It is unlikely that work could start before the late Autumn 2013, because a contractor has to be selected and a repair solution decided upon. However Phil is all too aware of the critical effects on the commercial operations, and on other boaters, of an extended closure of the Canal that runs into the cruising season, and will have to weigh this against the need to get the work completed during relatively favourable weather. Commencement of the repairs immediately after the 2014 season is one possibility. We will report again when there is more news.
Councillor Keith Chapman, Hampshire County Council’s Executive Member for Culture, Recreation and Countryside said:
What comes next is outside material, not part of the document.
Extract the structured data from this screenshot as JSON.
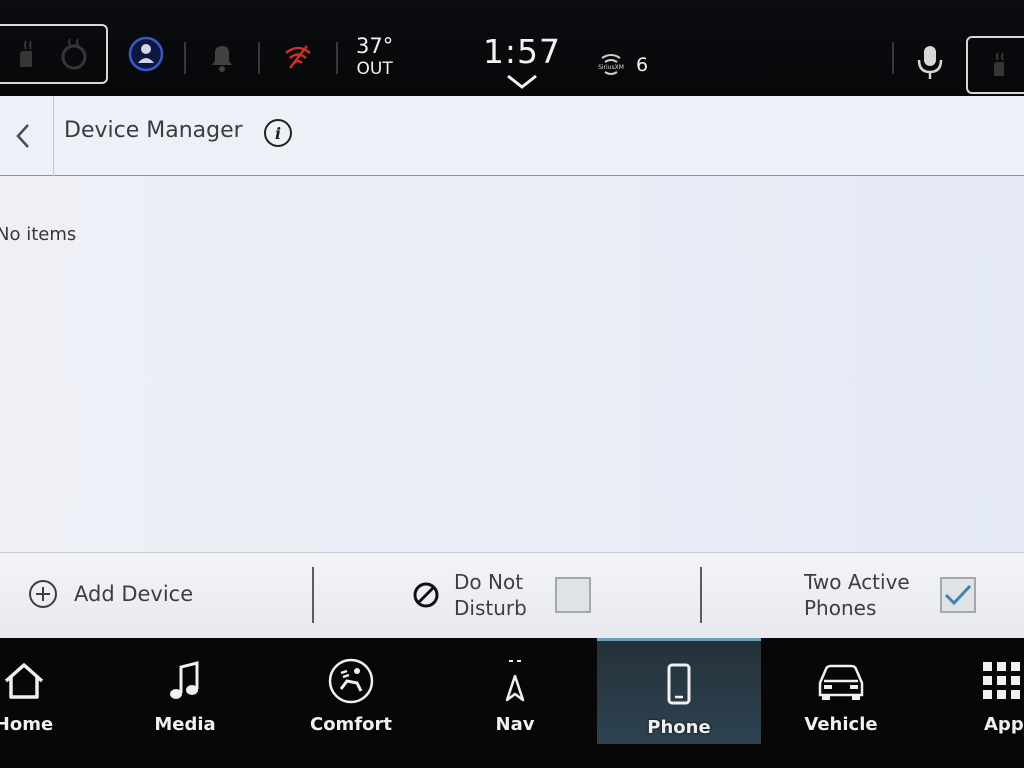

“Work continues to address the effects of a landslip which has affected an area along the banks of the Basingstoke Canal at Dogmersfield (between Fleet and Odiham). The towpath remains closed between Blacksmiths Bridge to Chatter Alley. Fencing has been erected at both ends and the area continues to be inspected on a regular basis by Basingstoke Canal Authority Rangers.
“Following work by Canal Rangers to remove large volumes of trees from the slip area, we have now cleared the navigation enough to allow pleasure craft through with care. Further clearing of timber will take place by the volunteers of the Basingstoke Canal Society. We have been monitoring the situation daily and we now believe there is no significant further movement of the slip. The landslip has considerably narrowed the navigation width, however, and there are still some restrictions through this area. Signs are in place on the site and people should adhere to that signage for their own safety. Further details can be found on the Basingstoke Canal webpages http://www3.hants.gov.uk/basingstoke-canal/canal-boating/canal-update.htm.
“The towpath is badly fractured. The decision to keep it closed was taken on safety grounds because there are large gaps in it and this is to stop walkers from entering a potentially dangerous stretch of the canal. We are continuing to investigate the cause of the slip and the extent of the problem so we can identify the work that must be undertaken to make the path safe for the public to use again.
“Hampshire County Council thanks members of the public and canal users for their ongoing patience and co-operation in this matter. Towpath closure information continues to be posted on site . For updates visit the Basingstoke Canal webpages http://www3.hants.gov.uk/basingstoke-canal/canal-walks.htm or follow @TheBCATeam on Twitter.”